Abstract 822: High Plasma Levels of Macrophage Migration Inhibitory Factor Adversely Affect Long-term Outcome in Patients With Acute Coronary Syndromes and With Impaired Glucose Tolerance or Type 2 Diabetes Mellitus
Macrophage migration inhibitory factor (MIF) is a proinflammatory and proatherogenic mediator and is highly expressed in unstable atherosclerotic plaques. MIF plays a pathogenic role in insulin resistance, and circulating levels of MIF are increased in patients with impaired glucose tolerance (IGT) or type 2 diabetes mellitus (DM). Thus, we hypothesized that high MIF levels may play a role in the increased risk of recurrent cardiovascular disease (CVD) after acute coronary syndromes (ACS) in patients with IGT/DM. We examined whether plasma MIF levels may predict future CVD events in ACS patients with IGT or type 2 DM.
Methods: Plasma MIF levels on day 3 after ACS were measured by ELISA in 443 patients with ACS including 39 patients with IGT and 174 patients with type 2 DM. All patients were prospectively followed for 60 months or until occurrence of one of the CVD events: cardiac death, nonfatal myocardial infarction, unstable angina pectoris requiring coronary revascularization, heart failure requiring hospitalization or ischemic stroke.
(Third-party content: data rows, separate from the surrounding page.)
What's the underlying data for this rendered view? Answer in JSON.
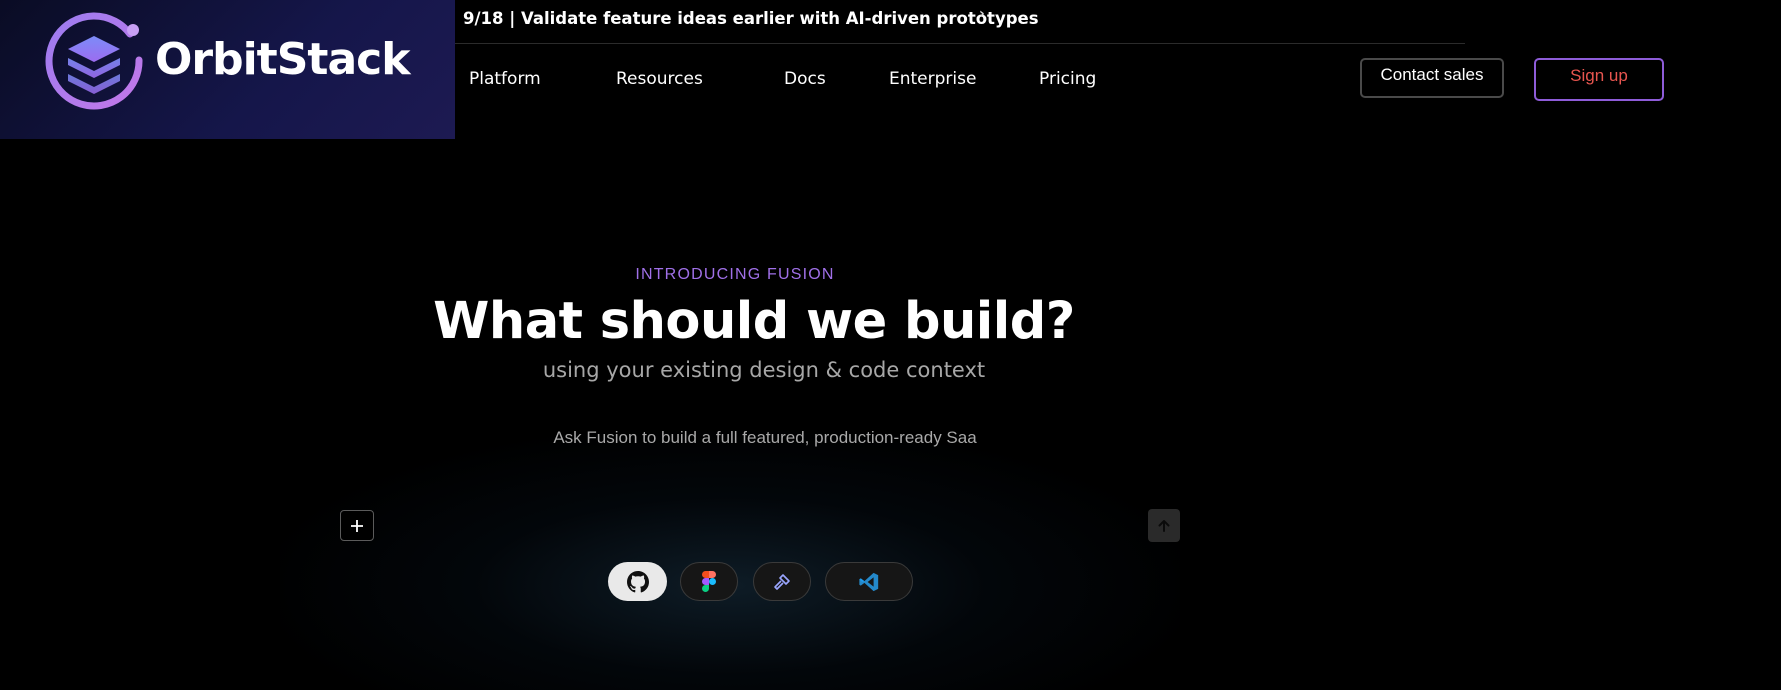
{
  "brand": {
    "name": "OrbitStack"
  },
  "announcement": {
    "text": "9/18 | Validate feature ideas earlier with AI-driven prototypes"
  },
  "nav": {
    "items": [
      {
        "label": "Platform"
      },
      {
        "label": "Resources"
      },
      {
        "label": "Docs"
      },
      {
        "label": "Enterprise"
      },
      {
        "label": "Pricing"
      }
    ],
    "contact_label": "Contact sales",
    "signup_label": "Sign up"
  },
  "hero": {
    "eyebrow": "INTRODUCING FUSION",
    "headline": "What should we build?",
    "subhead": "using your existing design & code context",
    "prompt_placeholder": "Ask Fusion to build a full featured, production-ready Saa"
  },
  "integrations": [
    {
      "icon": "github-icon"
    },
    {
      "icon": "figma-icon"
    },
    {
      "icon": "builder-icon"
    },
    {
      "icon": "vscode-icon"
    }
  ],
  "colors": {
    "accent_purple": "#a070e8",
    "signup_text": "#e8554f",
    "signup_border": "#8e5cd8"
  }
}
Results: MIF levels were higher in ACS patients than age-and sex-matched healthy controls (n=50) (29.1±1.2 vs. 20.2±1.8 ng/mL, p<0.01). MIF levels had a positive correlation with homeostasis model assessment for insulin resistance in ACS patients (r=0.31, p=0.01). During the follow-up period, an event occurred in 62 (29%) patients with IGT/DM and 44 (19%) patients without IGT/DM. In ACS patients with IGT/DM, MIF levels in the highest tertile were a significant predictor of CVD events compared with the lowest tertile in a multivariate Cox proportional hazards analysis that included CRP levels, use of anti-diabetic medication, and traditional risk factors as covariates (HR 3.0, 95% CI 1.5–5.6, p=0.001). The c-statistic showed that the predictive value of MIF levels was incremental over that of the traditional predictors for CVD events (area under the ROC curve; 0.81 and 0.72, respectively, p=0.001). In contrast, MIF levels were not significantly related to future CVD events in ACS patients without IGT/DM.
Conclusions: High plasma levels of MIF are an independent risk factor for future CVD events in ACS patients with IGT/DM. Higher MIF levels may play a possible role in future CVD events in ACS patients with IGT or type 2 DM.